WE WERE HUNKERED DOWN debating whether to make an offer on a self-help book written by a seemingly well-qualified psychologist.
Then one of our dogged marketing assistants dashed in, shouting “WAIT!”
She tossed us a bunch of comments she’d unearthed from an obscure online forum: jaw-dropping, scathing assessments from former patients about the author’s failures as a therapist. Whoa. We took a big pause — and ultimately dropped the project.
Don’t let this happen to you!
Searching with a fine-toothed comb
A little-known aspect of making a book deal these days is how a publisher’s editors, marketing and sales people verify an author’s platform and reputation. We search for anything that might compromise our investment of time, passion, energy and money. Privacy’s not what it used to be, as we all know.

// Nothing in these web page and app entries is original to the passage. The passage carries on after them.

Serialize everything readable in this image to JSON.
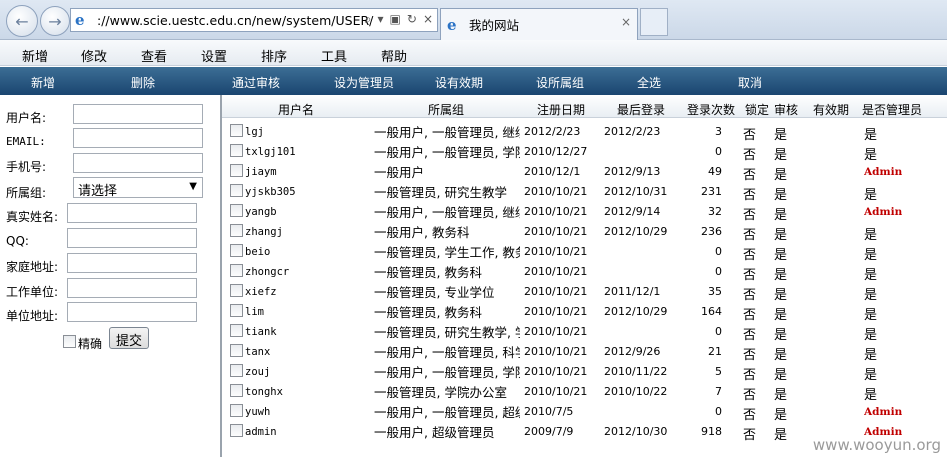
{
  "browser": {
    "url": "://www.scie.uestc.edu.cn/new/system/USER/",
    "tab_title": "我的网站",
    "tab_close": "×"
  },
  "menu": [
    "新增",
    "修改",
    "查看",
    "设置",
    "排序",
    "工具",
    "帮助"
  ],
  "toolbar": [
    "新增",
    "删除",
    "通过审核",
    "设为管理员",
    "设有效期",
    "设所属组",
    "全选",
    "取消"
  ],
  "form": {
    "username_label": "用户名:",
    "email_label": "EMAIL:",
    "phone_label": "手机号:",
    "group_label": "所属组:",
    "group_value": "请选择",
    "realname_label": "真实姓名:",
    "qq_label": "QQ:",
    "address_label": "家庭地址:",
    "company_label": "工作单位:",
    "company_address_label": "单位地址:",
    "exact_label": "精确",
    "submit_label": "提交"
  },
  "table": {
    "headers": [
      "用户名",
      "所属组",
      "注册日期",
      "最后登录",
      "登录次数",
      "锁定",
      "审核",
      "有效期",
      "是否管理员"
    ],
    "rows": [
      {
        "user": "lgj",
        "group": "一般用户, 一般管理员, 继续",
        "reg": "2012/2/23",
        "last": "2012/2/23",
        "count": "3",
        "locked": "否",
        "audited": "是",
        "admin": "是",
        "admin_red": false
      },
      {
        "user": "txlgj101",
        "group": "一般用户, 一般管理员, 学院",
        "reg": "2010/12/27",
        "last": "",
        "count": "0",
        "locked": "否",
        "audited": "是",
        "admin": "是",
        "admin_red": false
      },
      {
        "user": "jiaym",
        "group": "一般用户",
        "reg": "2010/12/1",
        "last": "2012/9/13",
        "count": "49",
        "locked": "否",
        "audited": "是",
        "admin": "Admin",
        "admin_red": true
      },
      {
        "user": "yjskb305",
        "group": "一般管理员, 研究生教学",
        "reg": "2010/10/21",
        "last": "2012/10/31",
        "count": "231",
        "locked": "否",
        "audited": "是",
        "admin": "是",
        "admin_red": false
      },
      {
        "user": "yangb",
        "group": "一般用户, 一般管理员, 继续",
        "reg": "2010/10/21",
        "last": "2012/9/14",
        "count": "32",
        "locked": "否",
        "audited": "是",
        "admin": "Admin",
        "admin_red": true
      },
      {
        "user": "zhangj",
        "group": "一般用户, 教务科",
        "reg": "2010/10/21",
        "last": "2012/10/29",
        "count": "236",
        "locked": "否",
        "audited": "是",
        "admin": "是",
        "admin_red": false
      },
      {
        "user": "beio",
        "group": "一般管理员, 学生工作, 教务",
        "reg": "2010/10/21",
        "last": "",
        "count": "0",
        "locked": "否",
        "audited": "是",
        "admin": "是",
        "admin_red": false
      },
      {
        "user": "zhongcr",
        "group": "一般管理员, 教务科",
        "reg": "2010/10/21",
        "last": "",
        "count": "0",
        "locked": "否",
        "audited": "是",
        "admin": "是",
        "admin_red": false
      },
      {
        "user": "xiefz",
        "group": "一般管理员, 专业学位",
        "reg": "2010/10/21",
        "last": "2011/12/1",
        "count": "35",
        "locked": "否",
        "audited": "是",
        "admin": "是",
        "admin_red": false
      },
      {
        "user": "lim",
        "group": "一般管理员, 教务科",
        "reg": "2010/10/21",
        "last": "2012/10/29",
        "count": "164",
        "locked": "否",
        "audited": "是",
        "admin": "是",
        "admin_red": false
      },
      {
        "user": "tiank",
        "group": "一般管理员, 研究生教学, 学",
        "reg": "2010/10/21",
        "last": "",
        "count": "0",
        "locked": "否",
        "audited": "是",
        "admin": "是",
        "admin_red": false
      },
      {
        "user": "tanx",
        "group": "一般用户, 一般管理员, 科学",
        "reg": "2010/10/21",
        "last": "2012/9/26",
        "count": "21",
        "locked": "否",
        "audited": "是",
        "admin": "是",
        "admin_red": false
      },
      {
        "user": "zouj",
        "group": "一般用户, 一般管理员, 学院",
        "reg": "2010/10/21",
        "last": "2010/11/22",
        "count": "5",
        "locked": "否",
        "audited": "是",
        "admin": "是",
        "admin_red": false
      },
      {
        "user": "tonghx",
        "group": "一般管理员, 学院办公室",
        "reg": "2010/10/21",
        "last": "2010/10/22",
        "count": "7",
        "locked": "否",
        "audited": "是",
        "admin": "是",
        "admin_red": false
      },
      {
        "user": "yuwh",
        "group": "一般用户, 一般管理员, 超级",
        "reg": "2010/7/5",
        "last": "",
        "count": "0",
        "locked": "否",
        "audited": "是",
        "admin": "Admin",
        "admin_red": true
      },
      {
        "user": "admin",
        "group": "一般用户, 超级管理员",
        "reg": "2009/7/9",
        "last": "2012/10/30",
        "count": "918",
        "locked": "否",
        "audited": "是",
        "admin": "Admin",
        "admin_red": true
      }
    ]
  },
  "watermark": "www.wooyun.org"
}
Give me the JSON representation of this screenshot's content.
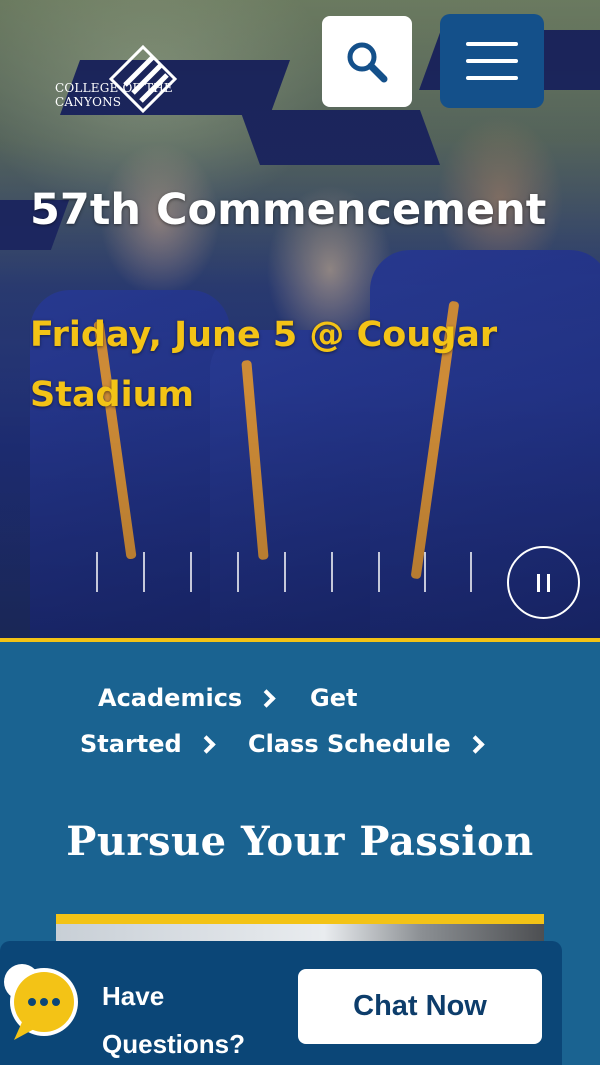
{
  "header": {
    "logo_text": "COLLEGE OF THE CANYONS",
    "search_icon": "search-icon",
    "menu_icon": "hamburger-menu-icon"
  },
  "hero": {
    "title": "57th Commencement",
    "subtitle": "Friday, June 5 @ Cougar Stadium",
    "slide_count": 9,
    "pause_icon": "pause-icon"
  },
  "quick_links": [
    {
      "label": "Academics"
    },
    {
      "label": "Get Started"
    },
    {
      "label": "Class Schedule"
    }
  ],
  "section": {
    "title": "Pursue Your Passion"
  },
  "chat": {
    "prompt": "Have Questions?",
    "prompt_line1": "Have",
    "prompt_line2": "Questions?",
    "button_label": "Chat Now",
    "icon": "chat-bubble-icon"
  },
  "colors": {
    "brand_blue": "#14508a",
    "section_blue": "#1a6391",
    "chat_blue": "#0b4677",
    "accent_gold": "#f3c316"
  }
}
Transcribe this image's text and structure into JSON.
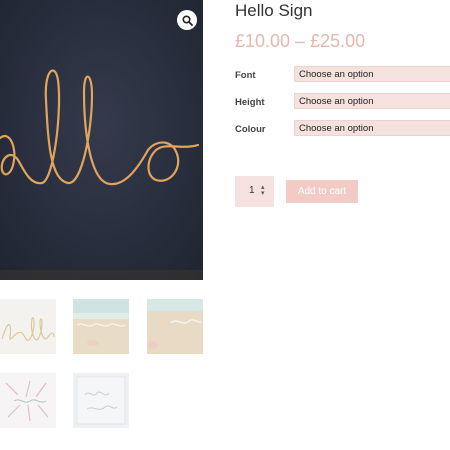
{
  "product": {
    "title": "Hello Sign",
    "price": "£10.00 – £25.00"
  },
  "gallery": {
    "zoom_icon": "magnifier-icon",
    "main_image_text": "hello",
    "thumbnail_count": 5
  },
  "options": [
    {
      "label": "Font",
      "placeholder": "Choose an option"
    },
    {
      "label": "Height",
      "placeholder": "Choose an option"
    },
    {
      "label": "Colour",
      "placeholder": "Choose an option"
    }
  ],
  "cart": {
    "quantity": "1",
    "add_label": "Add to cart"
  },
  "colors": {
    "accent": "#e6b8b0",
    "button": "#f2cbc6",
    "field": "#f5e1dd",
    "wire": "#e2a35c"
  }
}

If your proposal or manuscript has reached the point of serious consideration, expect careful behind-the-scenes scrutiny of everything you’ve presented about your life and work.
If this is your first book deal
Publishers like nothing better than discovering and signing up the next big thing, the unknown writer with a great first book that promises to lead to many more. Before taking such a risk, however, careful due diligence is now standard operating procedure.
Here are some of the sources publishers check routinely these days, before signing up a new author: